==== DATA RECORDS ====

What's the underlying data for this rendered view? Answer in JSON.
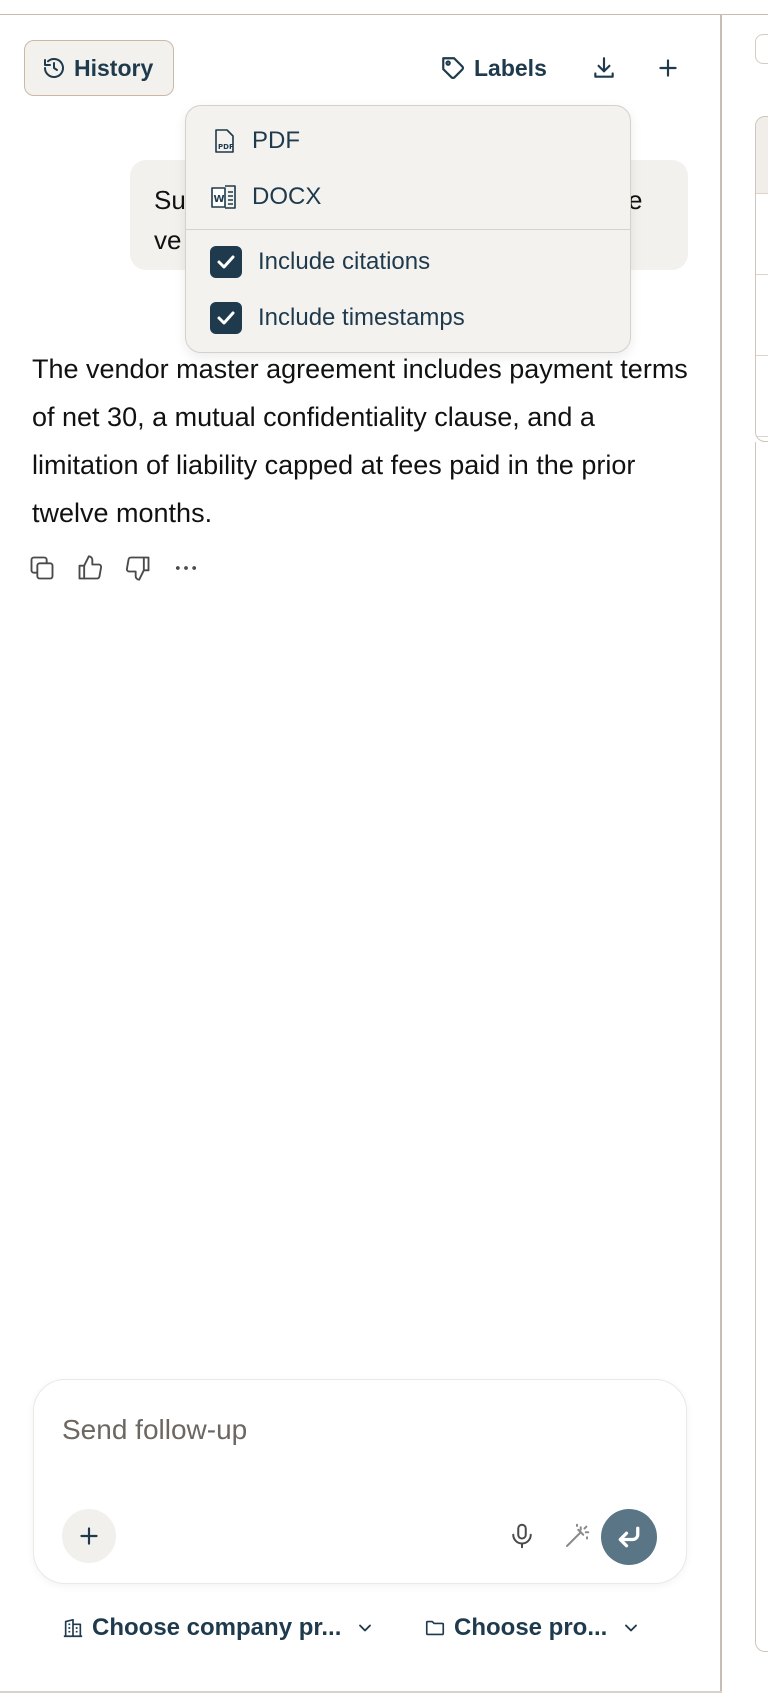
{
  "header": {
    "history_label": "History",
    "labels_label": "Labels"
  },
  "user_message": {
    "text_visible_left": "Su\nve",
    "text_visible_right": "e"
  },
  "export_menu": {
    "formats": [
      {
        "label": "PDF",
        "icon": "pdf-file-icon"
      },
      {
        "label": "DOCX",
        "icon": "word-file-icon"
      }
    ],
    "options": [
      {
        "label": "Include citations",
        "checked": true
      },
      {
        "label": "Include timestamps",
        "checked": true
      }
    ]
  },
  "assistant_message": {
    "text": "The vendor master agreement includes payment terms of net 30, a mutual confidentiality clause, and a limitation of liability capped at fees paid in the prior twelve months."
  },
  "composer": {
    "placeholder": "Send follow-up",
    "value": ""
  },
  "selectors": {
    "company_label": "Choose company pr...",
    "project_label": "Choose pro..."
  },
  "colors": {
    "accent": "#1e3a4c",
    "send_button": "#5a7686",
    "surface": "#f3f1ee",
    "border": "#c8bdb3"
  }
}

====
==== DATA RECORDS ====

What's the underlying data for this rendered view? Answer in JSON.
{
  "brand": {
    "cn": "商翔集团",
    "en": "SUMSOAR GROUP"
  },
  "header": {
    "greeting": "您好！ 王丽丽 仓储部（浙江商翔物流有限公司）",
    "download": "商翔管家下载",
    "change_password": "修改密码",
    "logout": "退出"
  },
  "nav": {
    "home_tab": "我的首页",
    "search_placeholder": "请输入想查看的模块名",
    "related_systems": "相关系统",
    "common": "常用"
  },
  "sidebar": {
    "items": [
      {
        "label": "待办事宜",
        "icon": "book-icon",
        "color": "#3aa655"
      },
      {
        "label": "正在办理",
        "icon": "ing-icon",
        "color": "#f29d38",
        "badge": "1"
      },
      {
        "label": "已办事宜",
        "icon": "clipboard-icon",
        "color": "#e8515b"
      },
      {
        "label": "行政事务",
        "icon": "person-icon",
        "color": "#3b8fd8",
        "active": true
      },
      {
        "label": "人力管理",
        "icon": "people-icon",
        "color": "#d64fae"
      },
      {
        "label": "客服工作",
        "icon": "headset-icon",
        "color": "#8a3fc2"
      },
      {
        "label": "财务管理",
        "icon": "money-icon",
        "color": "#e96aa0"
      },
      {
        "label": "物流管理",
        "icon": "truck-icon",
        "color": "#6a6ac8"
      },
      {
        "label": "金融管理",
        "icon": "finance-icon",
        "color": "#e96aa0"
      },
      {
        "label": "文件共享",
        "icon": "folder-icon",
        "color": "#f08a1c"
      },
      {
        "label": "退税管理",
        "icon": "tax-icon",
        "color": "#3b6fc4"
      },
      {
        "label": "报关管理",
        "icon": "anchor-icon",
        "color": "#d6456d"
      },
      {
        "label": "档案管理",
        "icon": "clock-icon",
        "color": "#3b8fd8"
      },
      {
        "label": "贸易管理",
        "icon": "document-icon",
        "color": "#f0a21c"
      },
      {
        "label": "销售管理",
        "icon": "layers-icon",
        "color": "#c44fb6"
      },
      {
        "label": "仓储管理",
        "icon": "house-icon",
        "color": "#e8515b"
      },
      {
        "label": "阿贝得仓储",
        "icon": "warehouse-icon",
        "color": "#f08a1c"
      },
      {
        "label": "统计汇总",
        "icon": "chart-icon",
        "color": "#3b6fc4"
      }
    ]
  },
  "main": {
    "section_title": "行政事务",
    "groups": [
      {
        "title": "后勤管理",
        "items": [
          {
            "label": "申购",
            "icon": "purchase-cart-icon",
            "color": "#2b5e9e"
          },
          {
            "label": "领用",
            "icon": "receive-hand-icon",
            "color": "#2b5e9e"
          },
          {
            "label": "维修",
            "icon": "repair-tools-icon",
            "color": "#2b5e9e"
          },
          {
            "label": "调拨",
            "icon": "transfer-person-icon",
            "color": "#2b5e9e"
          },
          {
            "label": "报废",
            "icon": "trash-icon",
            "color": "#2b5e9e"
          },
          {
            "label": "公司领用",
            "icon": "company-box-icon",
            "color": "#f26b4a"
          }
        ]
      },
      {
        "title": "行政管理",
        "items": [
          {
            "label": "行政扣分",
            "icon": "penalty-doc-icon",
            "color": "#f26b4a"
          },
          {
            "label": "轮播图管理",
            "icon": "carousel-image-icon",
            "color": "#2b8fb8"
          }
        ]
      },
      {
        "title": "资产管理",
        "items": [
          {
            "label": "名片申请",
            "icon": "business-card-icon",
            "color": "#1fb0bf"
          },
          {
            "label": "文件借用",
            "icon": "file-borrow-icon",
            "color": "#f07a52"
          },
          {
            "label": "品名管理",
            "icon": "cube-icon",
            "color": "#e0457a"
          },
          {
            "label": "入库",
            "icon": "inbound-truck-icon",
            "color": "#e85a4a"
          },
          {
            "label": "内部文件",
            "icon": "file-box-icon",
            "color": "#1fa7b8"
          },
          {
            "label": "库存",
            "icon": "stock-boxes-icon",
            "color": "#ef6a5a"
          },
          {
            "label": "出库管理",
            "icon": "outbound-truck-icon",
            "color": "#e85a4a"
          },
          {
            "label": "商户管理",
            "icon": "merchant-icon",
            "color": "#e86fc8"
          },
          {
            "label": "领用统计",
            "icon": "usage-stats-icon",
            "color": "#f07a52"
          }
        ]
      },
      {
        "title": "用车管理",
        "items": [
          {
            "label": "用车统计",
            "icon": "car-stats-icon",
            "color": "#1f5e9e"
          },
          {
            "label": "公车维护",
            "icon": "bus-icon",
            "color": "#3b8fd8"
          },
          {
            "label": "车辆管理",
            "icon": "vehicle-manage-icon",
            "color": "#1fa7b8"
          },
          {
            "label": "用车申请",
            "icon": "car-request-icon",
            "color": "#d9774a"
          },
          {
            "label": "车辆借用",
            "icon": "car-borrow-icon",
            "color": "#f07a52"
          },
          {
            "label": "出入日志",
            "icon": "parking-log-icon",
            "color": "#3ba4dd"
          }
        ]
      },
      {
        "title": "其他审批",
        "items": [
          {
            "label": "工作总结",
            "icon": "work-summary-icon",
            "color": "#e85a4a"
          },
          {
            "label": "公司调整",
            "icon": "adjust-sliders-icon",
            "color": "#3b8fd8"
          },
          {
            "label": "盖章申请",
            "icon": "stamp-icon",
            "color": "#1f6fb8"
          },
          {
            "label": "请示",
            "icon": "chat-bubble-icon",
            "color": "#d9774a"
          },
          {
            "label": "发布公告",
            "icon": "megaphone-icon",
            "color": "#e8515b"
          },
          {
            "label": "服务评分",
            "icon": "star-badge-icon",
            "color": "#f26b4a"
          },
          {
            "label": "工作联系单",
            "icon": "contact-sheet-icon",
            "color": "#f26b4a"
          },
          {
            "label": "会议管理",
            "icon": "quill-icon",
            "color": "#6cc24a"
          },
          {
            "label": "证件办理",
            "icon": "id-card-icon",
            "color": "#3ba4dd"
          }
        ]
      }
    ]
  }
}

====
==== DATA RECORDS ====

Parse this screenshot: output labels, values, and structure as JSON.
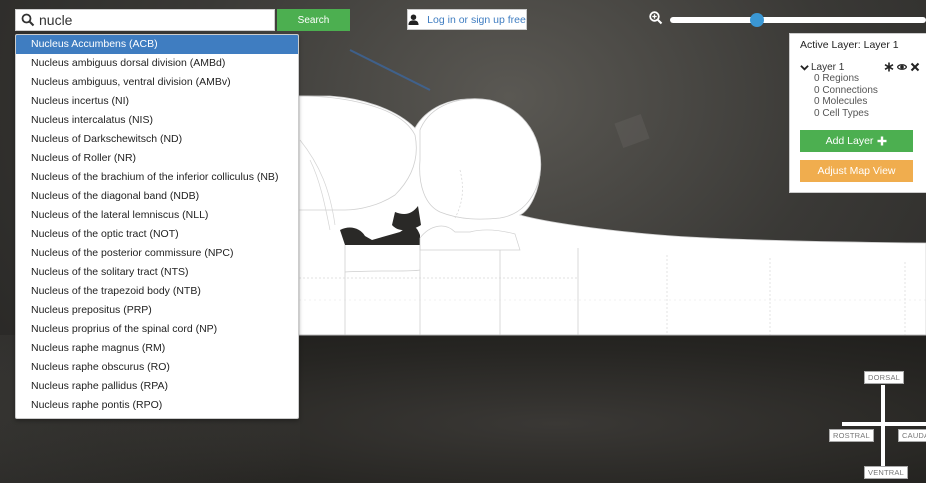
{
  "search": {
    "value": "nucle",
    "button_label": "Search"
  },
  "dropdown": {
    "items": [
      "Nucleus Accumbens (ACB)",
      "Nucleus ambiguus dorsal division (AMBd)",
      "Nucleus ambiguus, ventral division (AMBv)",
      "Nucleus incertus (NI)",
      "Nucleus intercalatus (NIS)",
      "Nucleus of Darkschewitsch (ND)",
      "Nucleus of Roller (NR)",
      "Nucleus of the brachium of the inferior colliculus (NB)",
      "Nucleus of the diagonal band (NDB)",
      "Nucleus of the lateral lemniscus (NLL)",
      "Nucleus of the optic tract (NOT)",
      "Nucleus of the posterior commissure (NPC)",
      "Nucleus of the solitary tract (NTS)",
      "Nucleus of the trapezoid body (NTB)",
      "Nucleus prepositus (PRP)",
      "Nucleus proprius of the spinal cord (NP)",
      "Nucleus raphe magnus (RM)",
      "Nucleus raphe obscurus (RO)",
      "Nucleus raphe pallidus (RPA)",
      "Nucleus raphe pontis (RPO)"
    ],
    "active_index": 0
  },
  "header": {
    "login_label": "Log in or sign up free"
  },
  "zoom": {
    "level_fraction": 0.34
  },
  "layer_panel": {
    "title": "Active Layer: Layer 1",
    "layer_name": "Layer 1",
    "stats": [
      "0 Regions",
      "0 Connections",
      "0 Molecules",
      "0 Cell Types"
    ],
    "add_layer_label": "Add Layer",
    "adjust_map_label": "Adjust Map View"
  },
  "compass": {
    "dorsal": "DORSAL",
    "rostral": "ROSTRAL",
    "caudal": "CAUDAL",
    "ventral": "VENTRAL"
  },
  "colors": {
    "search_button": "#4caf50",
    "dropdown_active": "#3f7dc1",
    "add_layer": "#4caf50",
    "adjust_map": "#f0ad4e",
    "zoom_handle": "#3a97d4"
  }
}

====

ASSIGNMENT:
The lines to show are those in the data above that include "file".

RESPONSE TO THE TASK:
        "icon": "pdf-file-icon"
        "icon": "word-file-icon"
            "icon": "file-borrow-icon",
            "icon": "file-box-icon",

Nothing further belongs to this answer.